EXERCISE INSTRUCTIONS -> Wherever the word "Send" appears in a line of the data, that line should be copied.

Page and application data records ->

-.-.-

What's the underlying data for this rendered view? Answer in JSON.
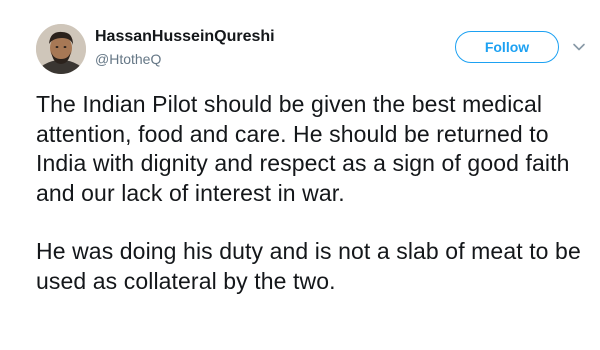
{
  "user": {
    "display_name": "HassanHusseinQureshi",
    "handle": "@HtotheQ",
    "avatar_icon": "avatar-photo-icon"
  },
  "actions": {
    "follow_label": "Follow",
    "more_icon": "chevron-down-icon"
  },
  "tweet": {
    "paragraphs": [
      "The Indian Pilot should be given the best medical attention, food and care. He should be returned to India with dignity and respect as a sign of good faith and our lack of interest in war.",
      "He was doing his duty and is not a slab of meat to be used as collateral by the two."
    ]
  },
  "colors": {
    "accent": "#1da1f2",
    "text": "#14171a",
    "secondary_text": "#657786"
  }
}
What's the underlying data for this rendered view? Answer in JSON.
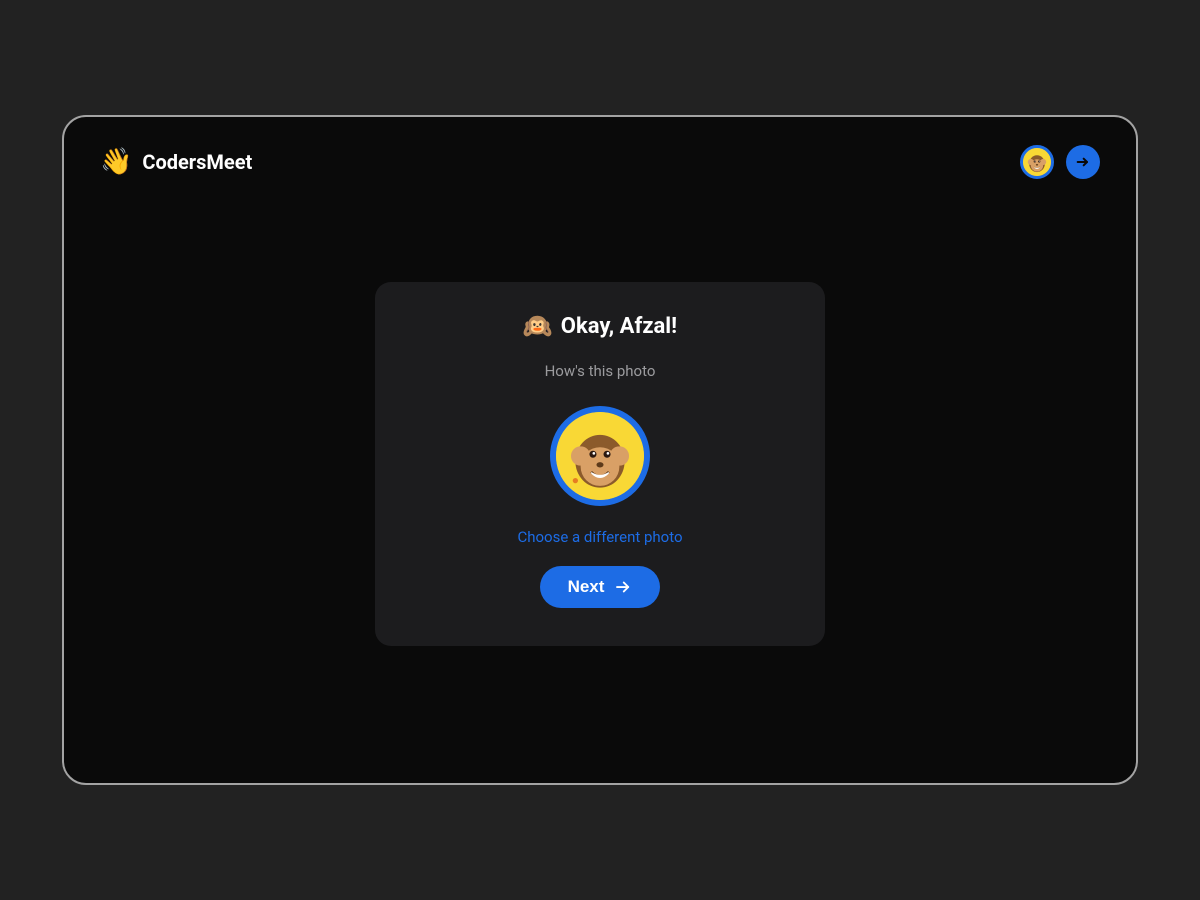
{
  "header": {
    "logo_icon": "👋",
    "logo_text": "CodersMeet"
  },
  "card": {
    "title_icon": "🙉",
    "title_text": "Okay, Afzal!",
    "subtitle": "How's this photo",
    "choose_link": "Choose a different photo",
    "next_button": "Next"
  },
  "colors": {
    "accent": "#1D6CE5",
    "background": "#222222",
    "window": "#0A0A0A",
    "card": "#1C1C1E"
  }
}
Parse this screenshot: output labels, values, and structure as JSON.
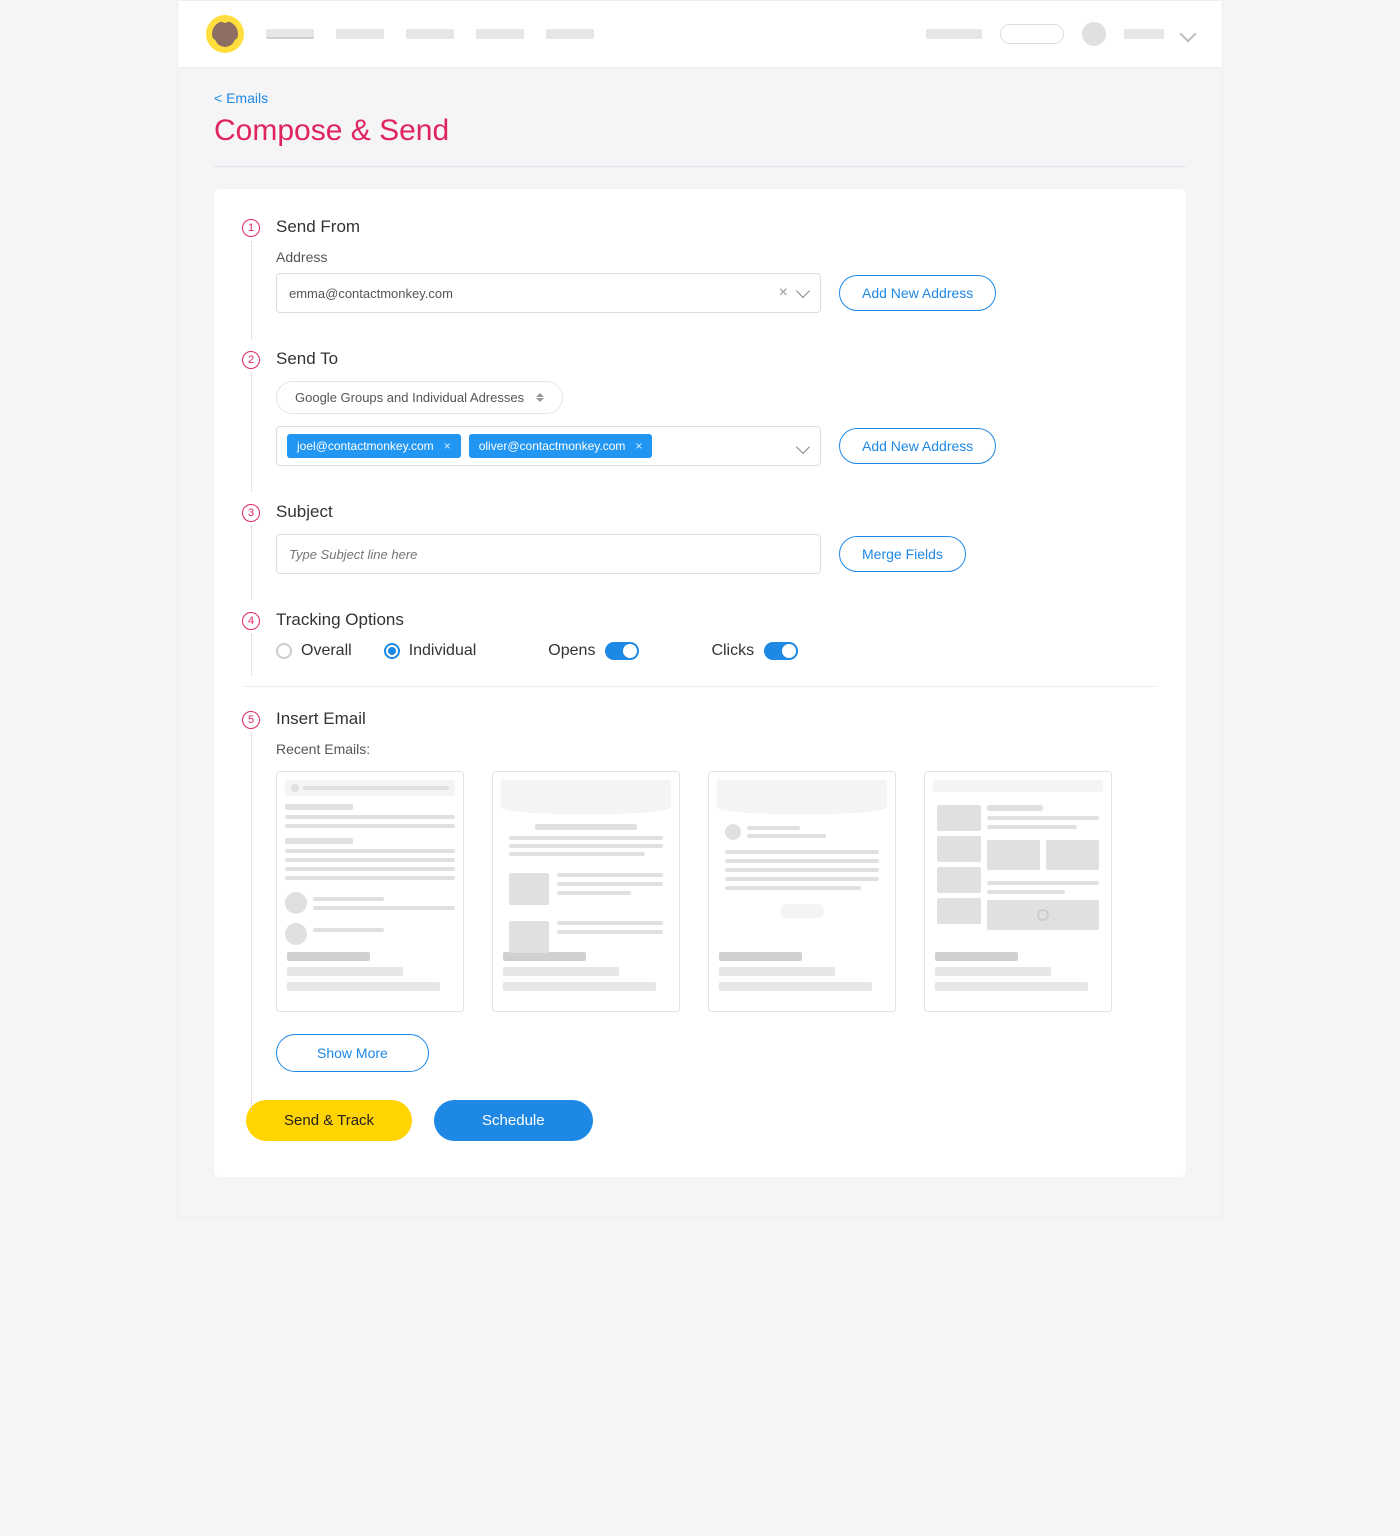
{
  "breadcrumb": "< Emails",
  "page_title": "Compose & Send",
  "steps": {
    "s1": {
      "num": "1",
      "title": "Send From",
      "address_label": "Address",
      "address_value": "emma@contactmonkey.com",
      "add_btn": "Add New Address"
    },
    "s2": {
      "num": "2",
      "title": "Send To",
      "mode": "Google Groups and Individual Adresses",
      "chips": [
        "joel@contactmonkey.com",
        "oliver@contactmonkey.com"
      ],
      "add_btn": "Add New Address"
    },
    "s3": {
      "num": "3",
      "title": "Subject",
      "placeholder": "Type Subject line here",
      "merge_btn": "Merge Fields"
    },
    "s4": {
      "num": "4",
      "title": "Tracking Options",
      "overall": "Overall",
      "individual": "Individual",
      "opens": "Opens",
      "clicks": "Clicks"
    },
    "s5": {
      "num": "5",
      "title": "Insert Email",
      "recent": "Recent Emails:",
      "show_more": "Show More"
    }
  },
  "actions": {
    "send": "Send & Track",
    "schedule": "Schedule"
  }
}
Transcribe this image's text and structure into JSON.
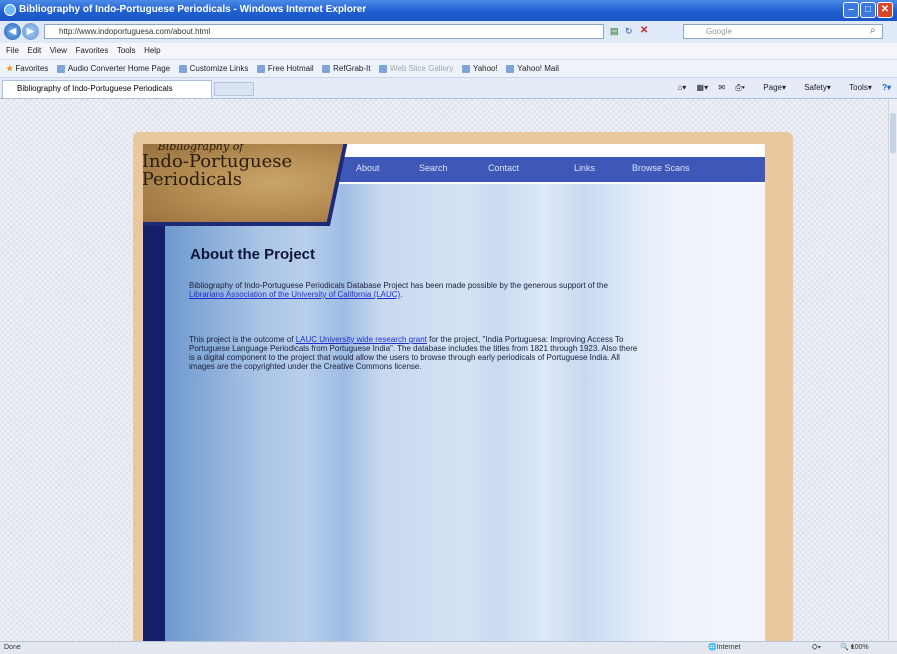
{
  "window": {
    "title": "Bibliography of Indo-Portuguese Periodicals - Windows Internet Explorer"
  },
  "address": {
    "url": "http://www.indoportuguesa.com/about.html",
    "search_placeholder": "Google"
  },
  "menu": [
    "File",
    "Edit",
    "View",
    "Favorites",
    "Tools",
    "Help"
  ],
  "favorites": {
    "label": "Favorites",
    "items": [
      "Audio Converter Home Page",
      "Customize Links",
      "Free Hotmail",
      "RefGrab-It",
      "Web Slice Gallery",
      "Yahoo!",
      "Yahoo! Mail"
    ]
  },
  "tab": {
    "title": "Bibliography of Indo-Portuguese Periodicals"
  },
  "commandbar": [
    "Page",
    "Safety",
    "Tools"
  ],
  "site": {
    "logo": {
      "line1": "Bibliography of",
      "line2": "Indo-Portuguese",
      "line3": "Periodicals"
    },
    "nav": [
      "About",
      "Search",
      "Contact",
      "Links",
      "Browse Scans"
    ],
    "heading": "About the Project",
    "p1_before": "Bibliography of Indo-Portuguese Periodicals Database Project has been made possible by the generous support of the ",
    "p1_link": "Librarians Association of the University of California (LAUC)",
    "p1_after": ".",
    "p2_before": "This project is the outcome of ",
    "p2_link": "LAUC University wide research grant",
    "p2_after": " for the project, \"India Portuguesa: Improving Access To Portuguese Language Periodicals from Portuguese India\". The database includes the titles from 1821 through 1923. Also there is a digital component to the project that would allow the users to browse through early periodicals of Portuguese India. All images are the copyrighted under the Creative Commons license."
  },
  "status": {
    "left": "Done",
    "zone": "Internet",
    "zoom": "100%"
  }
}
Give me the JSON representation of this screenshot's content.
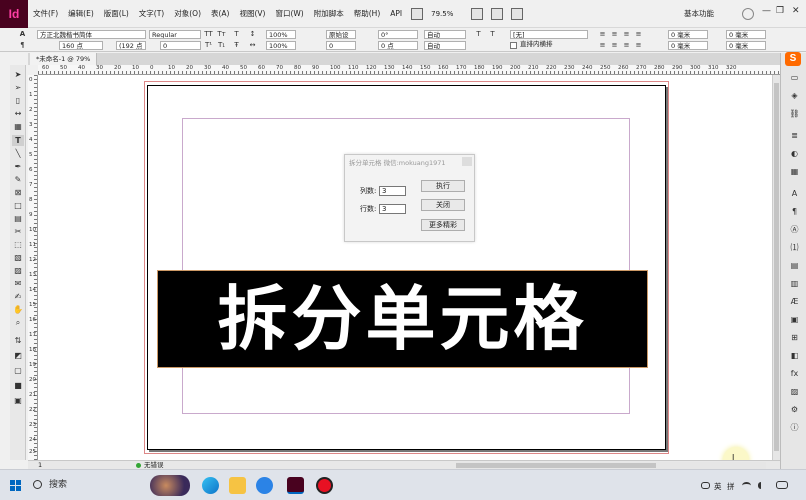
{
  "app": {
    "logo": "Id",
    "brand_color": "#49021f",
    "logo_color": "#ff3ea5"
  },
  "menu": {
    "items": [
      "文件(F)",
      "编辑(E)",
      "版面(L)",
      "文字(T)",
      "对象(O)",
      "表(A)",
      "视图(V)",
      "窗口(W)",
      "附加脚本",
      "帮助(H)",
      "API"
    ],
    "zoom": "79.5%",
    "workspace": "基本功能"
  },
  "control": {
    "font_family": "方正北魏楷书简体",
    "font_style": "Regular",
    "font_size": "160 点",
    "leading": "(192 点",
    "kerning": "原始设",
    "tracking": "0",
    "baseline_shift": "0 点",
    "skew": "0°",
    "h_scale": "100%",
    "v_scale": "100%",
    "char_style": "自动",
    "char_style2": "自动",
    "lang": "[无]",
    "option": "直排内横排",
    "indent_values": [
      "0 毫米",
      "0 毫米",
      "0 毫米",
      "0 毫米",
      "0 毫米",
      "0 毫米"
    ],
    "tt_all_caps": "TT",
    "tt_small_caps": "Tт",
    "tt_super": "T¹",
    "tt_sub": "T₁"
  },
  "document": {
    "tab": "*未命名-1 @ 79%",
    "ruler_h": [
      "60",
      "50",
      "40",
      "30",
      "20",
      "10",
      "0",
      "10",
      "20",
      "30",
      "40",
      "50",
      "60",
      "70",
      "80",
      "90",
      "100",
      "110",
      "120",
      "130",
      "140",
      "150",
      "160",
      "170",
      "180",
      "190",
      "200",
      "210",
      "220",
      "230",
      "240",
      "250",
      "260",
      "270",
      "280",
      "290",
      "300",
      "310",
      "320"
    ],
    "ruler_v": [
      "0",
      "1",
      "2",
      "3",
      "4",
      "5",
      "6",
      "7",
      "8",
      "9",
      "10",
      "11",
      "12",
      "13",
      "14",
      "15",
      "16",
      "17",
      "18",
      "19",
      "20",
      "21",
      "22",
      "23",
      "24",
      "25"
    ],
    "headline": "拆分单元格",
    "headline_color": "#ffffff",
    "frame_fill": "#000000"
  },
  "dialog": {
    "title": "拆分单元格 微信:mokuang1971",
    "columns_label": "列数:",
    "columns_value": "3",
    "rows_label": "行数:",
    "rows_value": "3",
    "run_button": "执行",
    "close_button": "关闭",
    "more_button": "更多精彩"
  },
  "status": {
    "page": "1",
    "preflight": "无错误",
    "preflight_color": "#33a534"
  },
  "taskbar": {
    "search": "搜索",
    "tray_lang": "英",
    "tray_ime": "拼"
  }
}
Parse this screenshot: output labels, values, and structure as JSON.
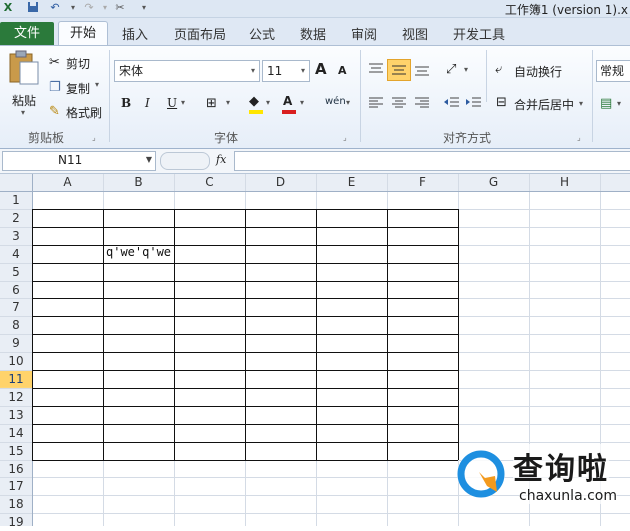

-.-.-

EXERCISE ANSWER ->
  "page_title": "Compose & Send",
      "title": "Send From",
      "title": "Send To",
    "send": "Send & Track",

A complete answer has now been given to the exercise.